If you want to distribute applications on the AppStore, you will need to enroll in the paid developer progam, either as an individual or a company.

If you enroll as an individual, your free individual team gains the hability to distribute apps on the AppStore. You can also enroll in a paid developer program as a company, and you will become the team agent. Otherwise, a team agent in another team can invite you to become a member.

If you belong to multiple teams, every time you enter the developer portal, you will be asked which team you would like to manage.

4. Developer Portal

The tasks you can perform in the Developer Portal belong mainly to four categories:

  1. Certificates

  2. Identifiers

  3. Devices

  4. Provisioning Profiles

4.1. Certificates

In this section you can create and revoke certificates. Team members can only create development certificates. Team agents and admins can additionally create production certificates.

Each member of the team can only create one development certificate. There is also a limit of one distribution certificate per team. You can see and download other team member’s certificates on the Developer Portal, however you will likely not be able to use them because you don’t have the private key associated with them. If you have lost the private key of your certificate, you will need to revoke it, and create a new one.

To install a certificate in your keychain, double click the downloaded certificate file (with a .cer extension). The Developer ID certificate appears in the "My Certificates" category in Keychain Access.

4.2. Identifiers

In this section you can manage application IDs, including iOS, tvOS, watchOS, macOS and app extensions. Additionally you can manage other types of identifiers used for Passes in Wallet, Website Push, iCloud Containers, App Groups and Apple Pay. In this guide we’ll focus on application IDs.

You can create a wildcard App ID that matches one or more apps or an explicit App ID that exactly matches your bundle ID. The app services enabled for an App ID serve as a whitelist of the services one or more apps may use. What services an app actually uses is configured in the Rakefile. You can enable app services when you create an App ID or modify these settings later. Game Center and In-App Purchase are enabled by default for an explicit App ID.

4.3. Devices

To install an application signed with a development certificate, your device needs to be registered. In order to register your device you need its device ID. There are different ways to get the device ID:

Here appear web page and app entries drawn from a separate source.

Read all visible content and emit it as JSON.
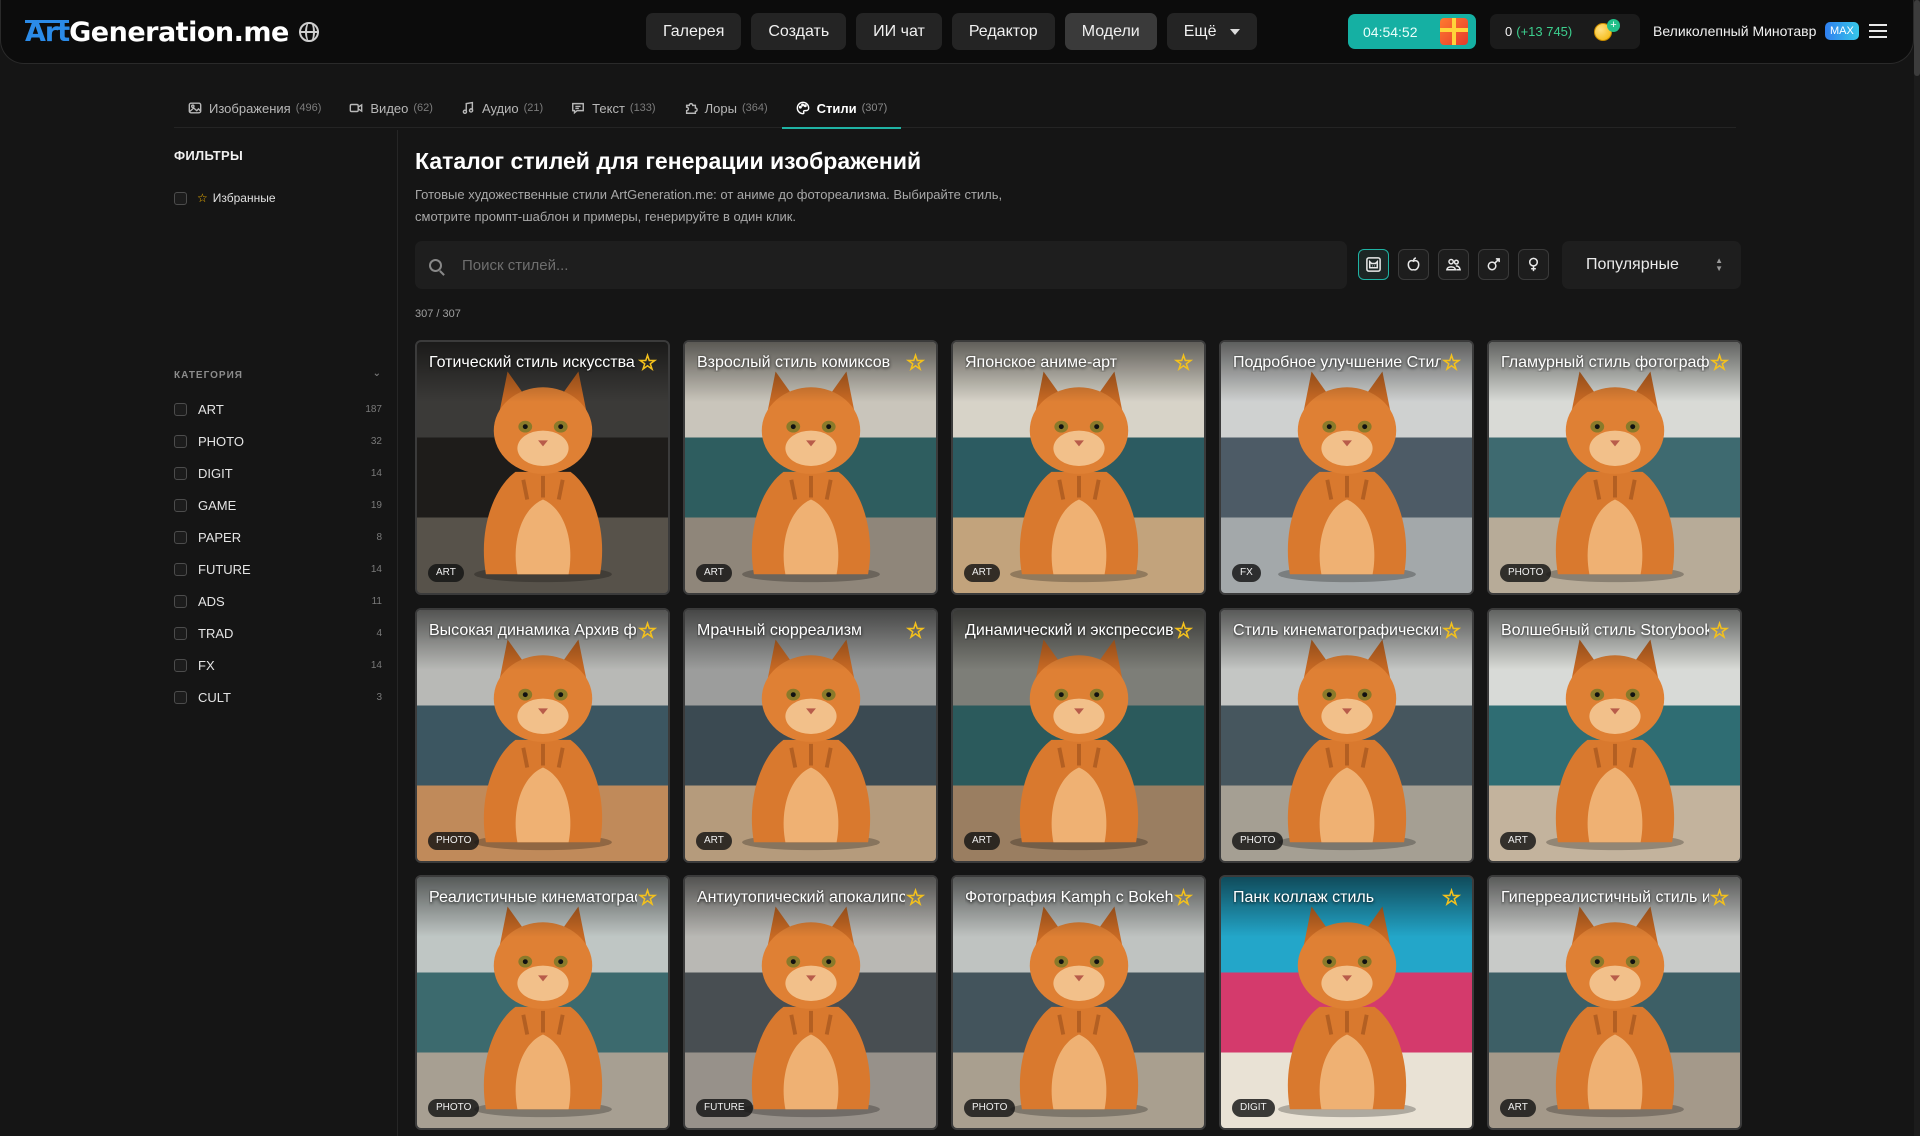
{
  "header": {
    "logo_art": "Art",
    "logo_rest": "Generation.me",
    "nav": [
      {
        "label": "Галерея"
      },
      {
        "label": "Создать"
      },
      {
        "label": "ИИ чат"
      },
      {
        "label": "Редактор"
      },
      {
        "label": "Модели",
        "active": true
      },
      {
        "label": "Ещё"
      }
    ],
    "timer": "04:54:52",
    "coins": "0",
    "coins_plus": "(+13 745)",
    "username": "Великолепный Минотавр",
    "badge": "MAX"
  },
  "subtabs": [
    {
      "label": "Изображения",
      "count": "(496)",
      "icon": "image-icon"
    },
    {
      "label": "Видео",
      "count": "(62)",
      "icon": "video-icon"
    },
    {
      "label": "Аудио",
      "count": "(21)",
      "icon": "music-icon"
    },
    {
      "label": "Текст",
      "count": "(133)",
      "icon": "chat-icon"
    },
    {
      "label": "Лоры",
      "count": "(364)",
      "icon": "puzzle-icon"
    },
    {
      "label": "Стили",
      "count": "(307)",
      "icon": "palette-icon",
      "active": true
    }
  ],
  "sidebar": {
    "title": "ФИЛЬТРЫ",
    "favorites": "Избранные",
    "categories_head": "КАТЕГОРИЯ",
    "categories": [
      {
        "name": "ART",
        "count": "187"
      },
      {
        "name": "PHOTO",
        "count": "32"
      },
      {
        "name": "DIGIT",
        "count": "14"
      },
      {
        "name": "GAME",
        "count": "19"
      },
      {
        "name": "PAPER",
        "count": "8"
      },
      {
        "name": "FUTURE",
        "count": "14"
      },
      {
        "name": "ADS",
        "count": "11"
      },
      {
        "name": "TRAD",
        "count": "4"
      },
      {
        "name": "FX",
        "count": "14"
      },
      {
        "name": "CULT",
        "count": "3"
      }
    ]
  },
  "main": {
    "title": "Каталог стилей для генерации изображений",
    "description": "Готовые художественные стили ArtGeneration.me: от аниме до фотореализма. Выбирайте стиль, смотрите промпт-шаблон и примеры, генерируйте в один клик.",
    "search_placeholder": "Поиск стилей...",
    "sort_label": "Популярные",
    "count": "307 / 307",
    "filter_toggles": [
      {
        "icon": "cat-face-icon",
        "on": true
      },
      {
        "icon": "apple-icon"
      },
      {
        "icon": "group-icon"
      },
      {
        "icon": "male-icon"
      },
      {
        "icon": "female-icon"
      }
    ]
  },
  "cards": [
    {
      "title": "Готический стиль искусства",
      "category": "ART",
      "colors": [
        "#3b3a38",
        "#1e1c1a",
        "#57524a"
      ]
    },
    {
      "title": "Взрослый стиль комиксов",
      "category": "ART",
      "colors": [
        "#c9c5bb",
        "#2e5d5f",
        "#8f867a"
      ]
    },
    {
      "title": "Японское аниме-арт",
      "category": "ART",
      "colors": [
        "#d7d3c8",
        "#2c5b61",
        "#c2a37c"
      ]
    },
    {
      "title": "Подробное улучшение Стиль",
      "category": "FX",
      "colors": [
        "#cfd1d0",
        "#4d5b66",
        "#a3a8aa"
      ]
    },
    {
      "title": "Гламурный стиль фотографии",
      "category": "PHOTO",
      "colors": [
        "#d9dad6",
        "#3e6a70",
        "#b7ab98"
      ]
    },
    {
      "title": "Высокая динамика Архив фото",
      "category": "PHOTO",
      "colors": [
        "#b8b9b6",
        "#3c5661",
        "#c08a5a"
      ]
    },
    {
      "title": "Мрачный сюрреализм",
      "category": "ART",
      "colors": [
        "#9c9d9c",
        "#3b4a52",
        "#b59b7c"
      ]
    },
    {
      "title": "Динамический и экспрессивный",
      "category": "ART",
      "colors": [
        "#7d7e78",
        "#2b5a5c",
        "#9a7e61"
      ]
    },
    {
      "title": "Стиль кинематографический",
      "category": "PHOTO",
      "colors": [
        "#c4c6c4",
        "#46565e",
        "#a59f93"
      ]
    },
    {
      "title": "Волшебный стиль Storybook",
      "category": "ART",
      "colors": [
        "#d8dad7",
        "#2f6d73",
        "#c3b39d"
      ]
    },
    {
      "title": "Реалистичные кинематографичные",
      "category": "PHOTO",
      "colors": [
        "#bfc6c4",
        "#3c6a6e",
        "#a79f92"
      ]
    },
    {
      "title": "Антиутопический апокалипсис",
      "category": "FUTURE",
      "colors": [
        "#b9b8b4",
        "#484e52",
        "#97918a"
      ]
    },
    {
      "title": "Фотография Kamph с Bokeh",
      "category": "PHOTO",
      "colors": [
        "#bfc3c1",
        "#43545c",
        "#a99f8f"
      ]
    },
    {
      "title": "Панк коллаж стиль",
      "category": "DIGIT",
      "colors": [
        "#23a6c9",
        "#d43a6c",
        "#e9e2d5"
      ]
    },
    {
      "title": "Гиперреалистичный стиль и",
      "category": "ART",
      "colors": [
        "#c8cac8",
        "#3d5f66",
        "#a4998a"
      ]
    }
  ]
}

Using Xcode (for macOS, iOS, tvOS and watchOS devices):

  1. In the menu bar, go to Window > Devices.

  2. For iOS and tvOS devices, connect a device to your Mac. For watchOS devices, connect an iPhone paired with an Apple Watch.

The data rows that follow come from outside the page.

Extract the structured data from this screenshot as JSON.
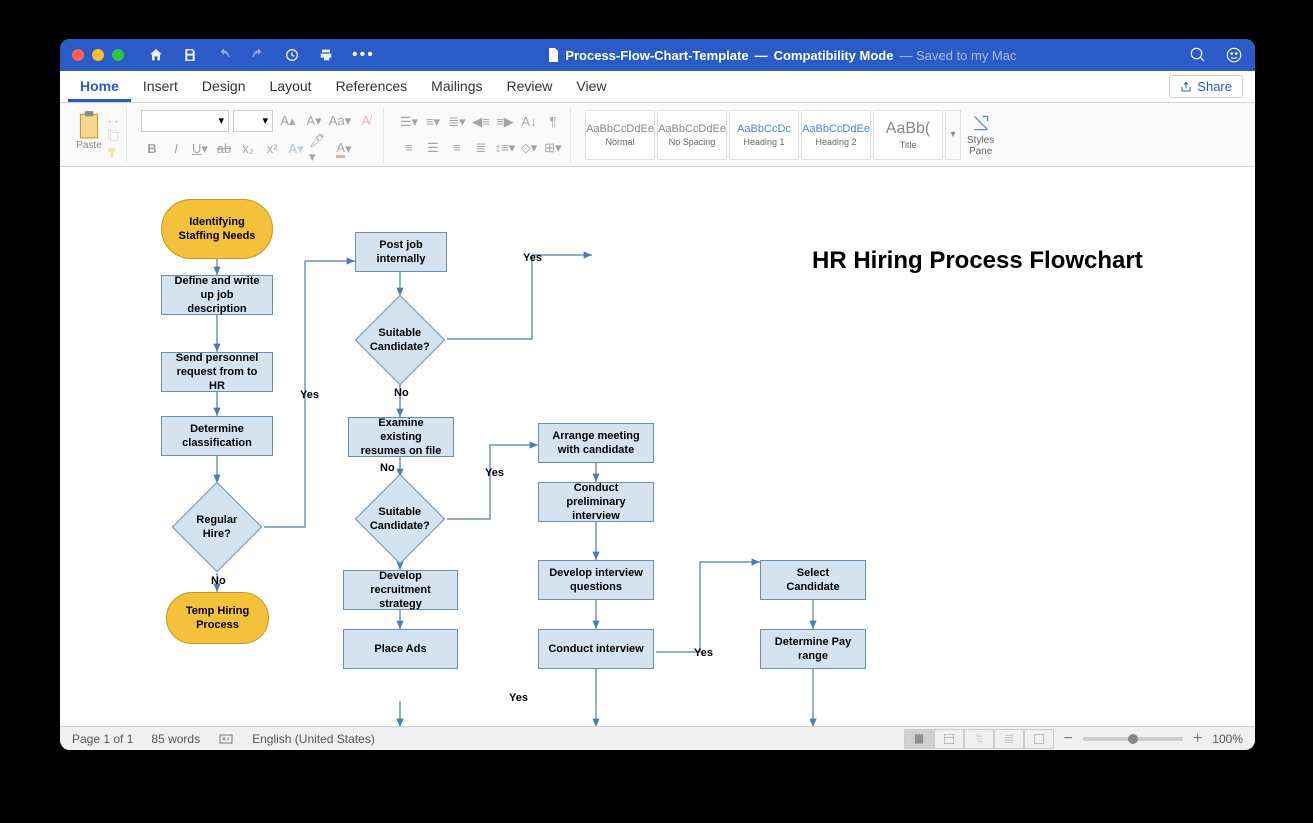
{
  "titlebar": {
    "doc_name": "Process-Flow-Chart-Template",
    "separator": " — ",
    "mode": "Compatibility Mode",
    "saved": " — Saved to my Mac"
  },
  "tabs": [
    "Home",
    "Insert",
    "Design",
    "Layout",
    "References",
    "Mailings",
    "Review",
    "View"
  ],
  "share_label": "Share",
  "ribbon": {
    "paste": "Paste",
    "styles": [
      {
        "preview": "AaBbCcDdEe",
        "name": "Normal"
      },
      {
        "preview": "AaBbCcDdEe",
        "name": "No Spacing"
      },
      {
        "preview": "AaBbCcDc",
        "name": "Heading 1"
      },
      {
        "preview": "AaBbCcDdEe",
        "name": "Heading 2"
      },
      {
        "preview": "AaBb(",
        "name": "Title"
      }
    ],
    "styles_pane": "Styles\nPane"
  },
  "flowchart": {
    "title": "HR Hiring Process Flowchart",
    "nodes": {
      "start": "Identifying\nStaffing Needs",
      "define": "Define and write up job description",
      "send": "Send personnel request from to HR",
      "determine": "Determine classification",
      "regular": "Regular Hire?",
      "temp": "Temp Hiring Process",
      "post": "Post job internally",
      "suitable1": "Suitable Candidate?",
      "examine": "Examine existing resumes on file",
      "suitable2": "Suitable Candidate?",
      "develop_recruit": "Develop recruitment strategy",
      "place_ads": "Place Ads",
      "arrange": "Arrange meeting with candidate",
      "prelim": "Conduct preliminary interview",
      "dev_questions": "Develop interview questions",
      "conduct": "Conduct interview",
      "select": "Select Candidate",
      "pay": "Determine Pay range"
    },
    "labels": {
      "yes": "Yes",
      "no": "No"
    }
  },
  "statusbar": {
    "page": "Page 1 of 1",
    "words": "85 words",
    "lang": "English (United States)",
    "zoom": "100%"
  }
}
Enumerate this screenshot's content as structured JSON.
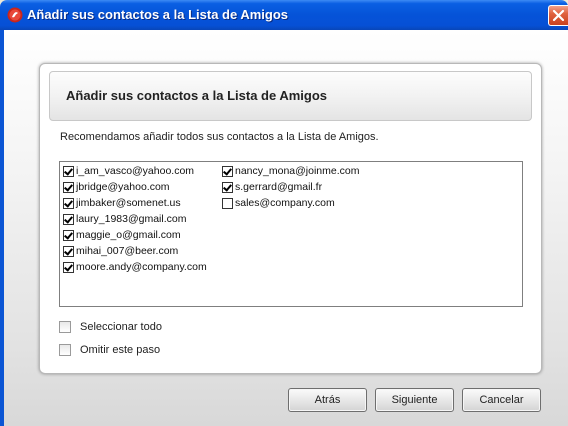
{
  "window": {
    "title": "Añadir sus contactos a la Lista de Amigos"
  },
  "panel": {
    "heading": "Añadir sus contactos a la Lista de Amigos",
    "recommendation": "Recomendamos añadir todos sus contactos a la Lista de Amigos."
  },
  "contacts": [
    {
      "email": "i_am_vasco@yahoo.com",
      "checked": true
    },
    {
      "email": "jbridge@yahoo.com",
      "checked": true
    },
    {
      "email": "jimbaker@somenet.us",
      "checked": true
    },
    {
      "email": "laury_1983@gmail.com",
      "checked": true
    },
    {
      "email": "maggie_o@gmail.com",
      "checked": true
    },
    {
      "email": "mihai_007@beer.com",
      "checked": true
    },
    {
      "email": "moore.andy@company.com",
      "checked": true
    },
    {
      "email": "nancy_mona@joinme.com",
      "checked": true
    },
    {
      "email": "s.gerrard@gmail.fr",
      "checked": true
    },
    {
      "email": "sales@company.com",
      "checked": false
    }
  ],
  "options": {
    "select_all": {
      "label": "Seleccionar todo",
      "checked": false
    },
    "skip_step": {
      "label": "Omitir este paso",
      "checked": false
    }
  },
  "buttons": {
    "back": "Atrás",
    "next": "Siguiente",
    "cancel": "Cancelar"
  },
  "colors": {
    "titlebar": "#0553d8",
    "close_button": "#e0623f"
  }
}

  3. Select your device in the left sidebar.

  4. The device identifier appears in the Identifier field.

Using iTunes (for iOS and tvOS devices):

  1. Launch iTunes.

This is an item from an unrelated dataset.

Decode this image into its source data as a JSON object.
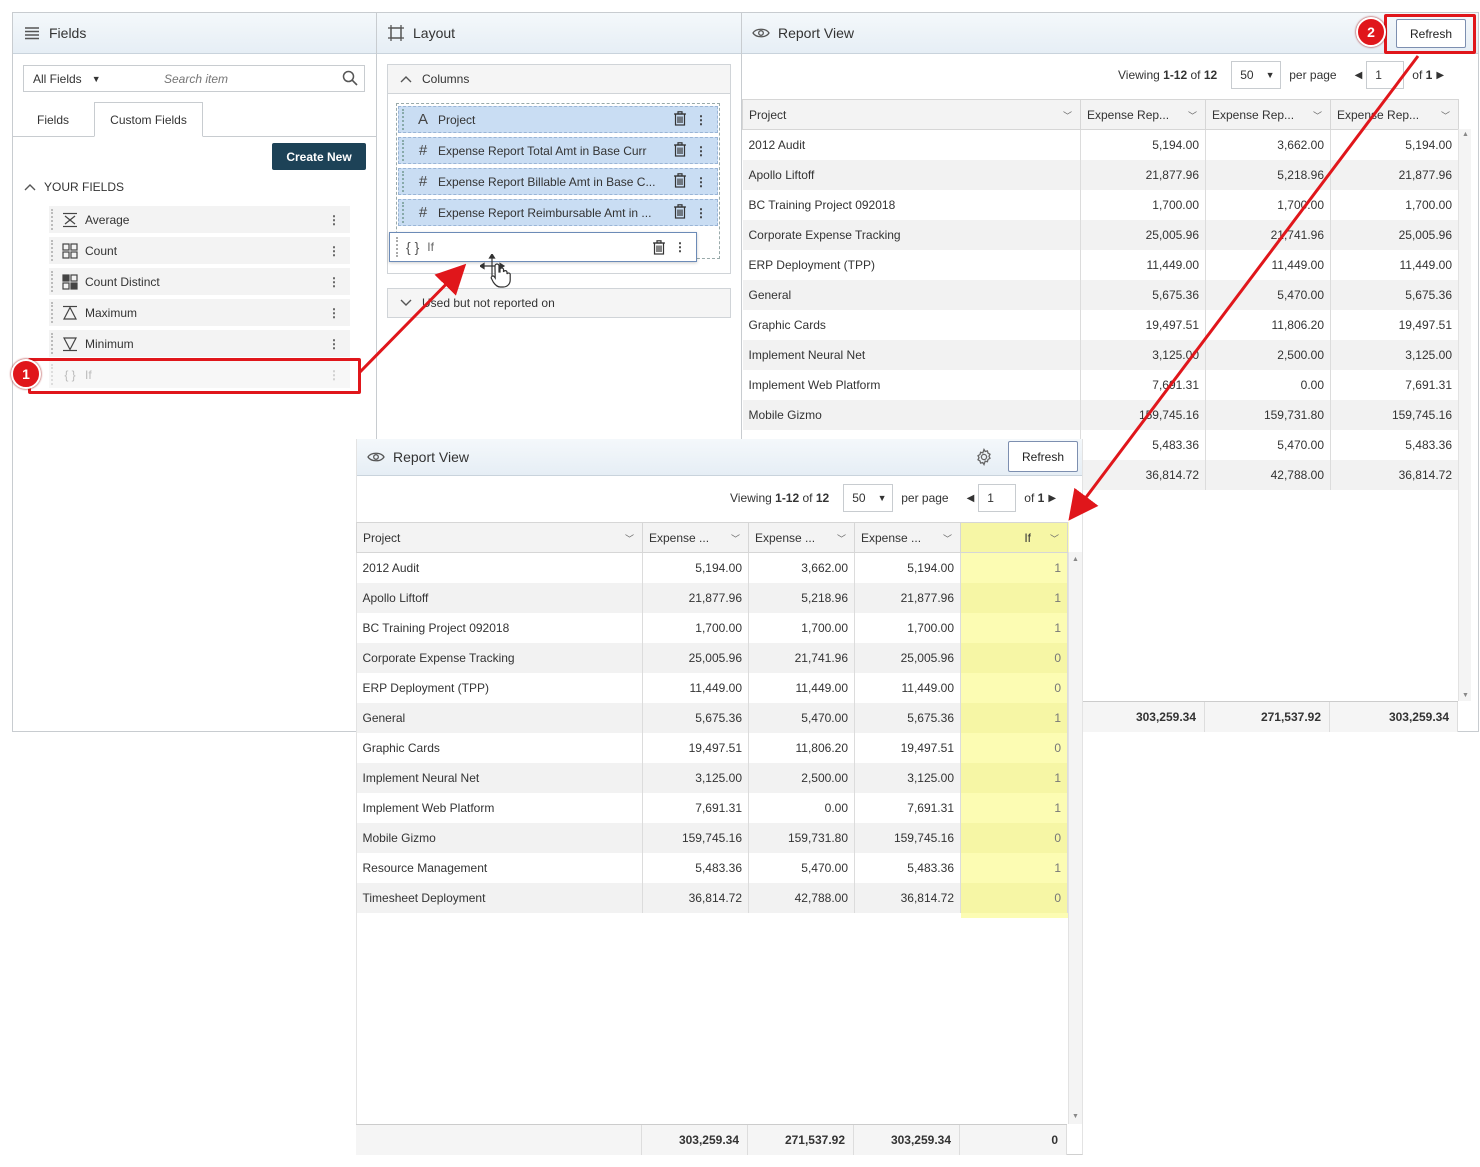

  2. Connect your device to your Mac.

  3. In the upper-right corner, select the device.

  4. In the Summary pane, click the Serial Number label (for iOS, it appears under Capacity or Phone Number).

  5. The label Serial Number changes to UDID and displays the device ID.

  6. Copy the device ID by Control-clicking the identifier and choosing Copy from the shortcut menu.

  7. Paste the device ID in a document or an email message.

4.4. Provisioning Profiles

Before creating a development provisioning profile, make sure you have an App ID, one or more development certificates, and one or more devices. To create a development provisioning profile, you select an App ID, one or more development certificates, and multiple test devices.

An ad hoc provisioning profile allows testers to run your app on their device. To create an ad hoc provisioning profile, you select an App ID, a single distribution certificate, and multiple test devices.

Before uploading your app to the store, you provision it using a distribution provisioning profile. To create a distribution provisioning profile, you select an App ID, a single distribution certificate.

5. motion-provisioning

Fortunately, as a RubyMotion developer, you dont have to deal with all this madness. By setting up motion-provisioning in your project, you will get automatic management of your certificates and provisioning profiles from the command line.